Orthodox Calendar

Aug. 18, 2023
Friday of the 11th week after Pentecost

Dormition Fast


  • Martyr Eusignius of Antioch
  • Holy Hieromartyr Fabian, Pope of Rome (250)
  • Righteous Nonna (374), Mother of St Gregory the Theologian

Scripture Readings (KJV)

2 Corinthians 4.13-18 (Epistle)

13We having the same spirit of faith, according as it is written, I believed, and therefore have I spoken; we also believe, and therefore speak; 14Knowing that he which raised up the Lord Jesus shall raise up us also by Jesus, and shall present us with you. 15For all things are for your sakes, that the abundant grace might through the thanksgiving of many redound to the glory of God. 16For which cause we faint not; but though our outward man perish, yet the inward man is renewed day by day. 17For our light affliction, which is but for a moment, worketh for us a far more exceeding and eternal weight of glory; 18While we look not at the things which are seen, but at the things which are not seen: for the things which are seen are temporal; but the things which are not seen are eternal.

Matthew 24.27-33, 42-51 (Gospel)

27For as the lightning cometh out of the east, and shineth even unto the west; so shall also the coming of the Son of man be. 28For wheresoever the carcase is, there will the eagles be gathered together.

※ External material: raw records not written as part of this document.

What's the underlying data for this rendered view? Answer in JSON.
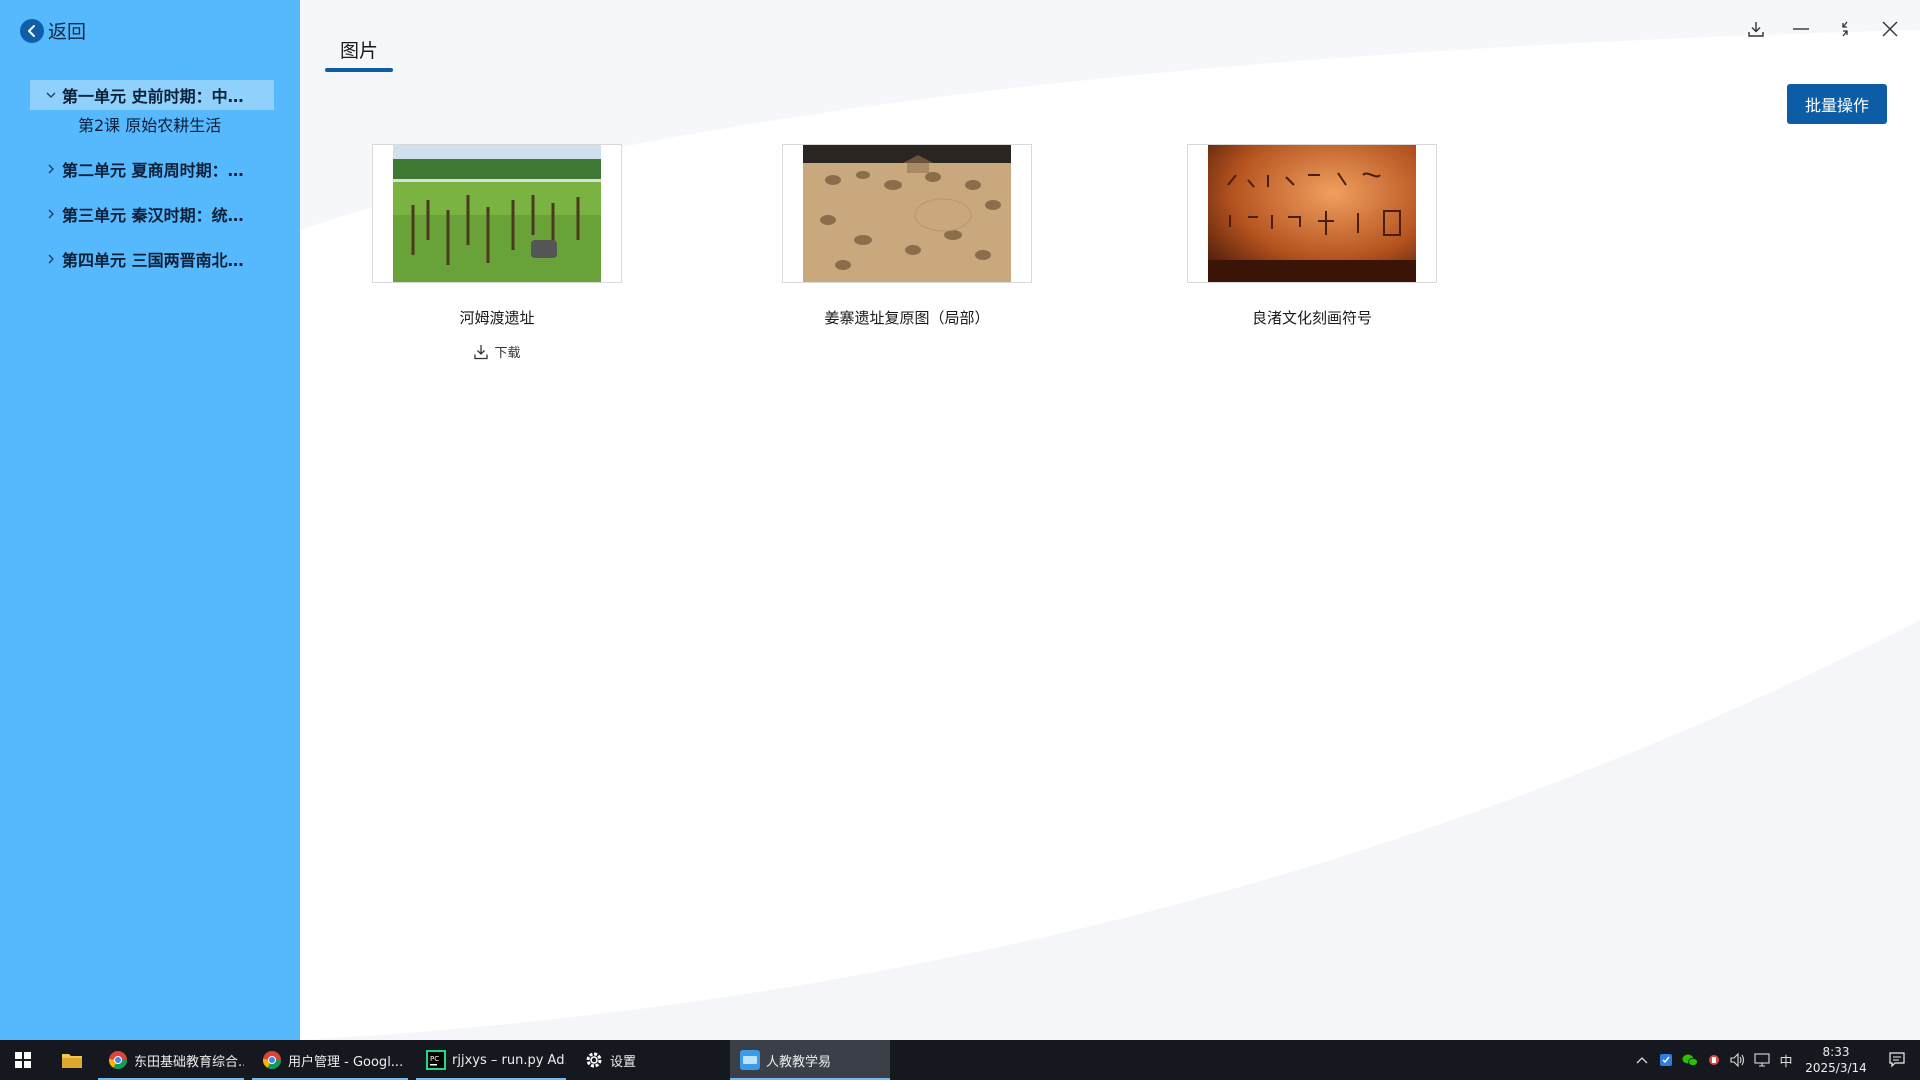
{
  "sidebar": {
    "back_label": "返回",
    "units": [
      {
        "label": "第一单元 史前时期：中…",
        "expanded": true
      },
      {
        "label": "第二单元 夏商周时期：…",
        "expanded": false
      },
      {
        "label": "第三单元 秦汉时期：统…",
        "expanded": false
      },
      {
        "label": "第四单元 三国两晋南北…",
        "expanded": false
      }
    ],
    "lesson": "第2课 原始农耕生活"
  },
  "main": {
    "tab_label": "图片",
    "batch_button": "批量操作",
    "accent_color": "#0d5da6",
    "items": [
      {
        "title": "河姆渡遗址",
        "download_label": "下载"
      },
      {
        "title": "姜寨遗址复原图（局部）"
      },
      {
        "title": "良渚文化刻画符号"
      }
    ]
  },
  "window_controls": [
    "download-icon",
    "minimize-icon",
    "restore-icon",
    "close-icon"
  ],
  "taskbar": {
    "apps": [
      {
        "label": "东田基础教育综合..."
      },
      {
        "label": "用户管理 - Googl..."
      },
      {
        "label": "rjjxys – run.py Ad..."
      },
      {
        "label": "设置"
      },
      {
        "label": "人教教学易"
      }
    ],
    "ime": "中",
    "time": "8:33",
    "date": "2025/3/14"
  }
}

29Immediately after the tribulation of those days shall the sun be darkened, and the moon shall not give her light, and the stars shall fall from heaven, and the powers of the heavens shall be shaken: 30And then shall appear the sign of the Son of man in heaven: and then shall all the tribes of the earth mourn, and they shall see the Son of man coming in the clouds of heaven with power and great glory. 31And he shall send his angels with a great sound of a trumpet, and they shall gather together his elect from the four winds, from one end of heaven to the other. 32Now learn a parable of the fig tree; When his branch is yet tender, and putteth forth leaves, ye know that summer is nigh: 33So likewise ye, when ye shall see all these things, know that it is near, even at the doors.

42Watch therefore: for ye know not what hour your Lord doth come. 43But know this, that if the goodman of the house had known in what watch the thief would come, he would have watched, and would not have suffered his house to be broken up. 44Therefore be ye also ready: for in such an hour as ye think not the Son of man cometh. 45Who then is a faithful and wise servant, whom his lord hath made ruler over his household, to give them meat in due season? 46Blessed is that servant, whom his lord when he cometh shall find so doing. 47Verily I say unto you, That he shall make him ruler over all his goods. 48But and if that evil servant shall say in his heart, My lord delayeth his coming; 49And shall begin to smite his fellowservants, and to eat and drink with the drunken; 50The lord of that servant shall come in a day when he looketh not for him, and in an hour that he is not aware of, 51And shall cut him asunder, and appoint him his portion with the hypocrites: there shall be weeping and gnashing of teeth.


Martyr Eusignius of Antioch (362)

He was a soldier in the Imperial army beginning under the pagan Emperor Maximian. He was a general under Constantine, and saw the Cross that appeared to the Emperor. After sixty years of military service, he retired to his home town and devoted himself to prayer, fasting and good works. A townsman, angry with a judgment that Eusignius had made to settle a dispute, denounced him to Julian the Apostate as a Christian. Summoned before Julian, he vigorously rebuked the Emperor for his apostasy from the Faith; for this he was beheaded, in advanced old age, in 362.

Holy Hieromartyr Fabian, Pope of Rome (250)

He was born in Rome and became a humble village priest; but when he was attending the election of a new Pope, a white dove was seen to descend on him and he was chosen to be Pope. Though humble and gentle, he was fearless for the faith, gathering the bodies of the martyrs, giving them burial, and building churches and shrines over their relics. According to the Prologue, he baptized the Emperor Philip and his son, also named Philip, as well as the senator Pontius; thus there were Christian emperors before St Constantine the Great. When Decius became Emperor, the persecution of Christians returned with terrible force, and Fabian was beheaded.

Righteous Nonna (374), Mother of St Gregory the Theologian

In her own lifetime she was a wonderworker through her holy prayers. She brought her husband back from idolatry to Christian faith; he later became bishop of Nazianzus. Her son Gregory’s profound and devout writings bespeak the Christian upbringing she gave him. By her prayers she once saved St Gregory from perishing in a storm. She was a deaconess, and reposed in peace in 374.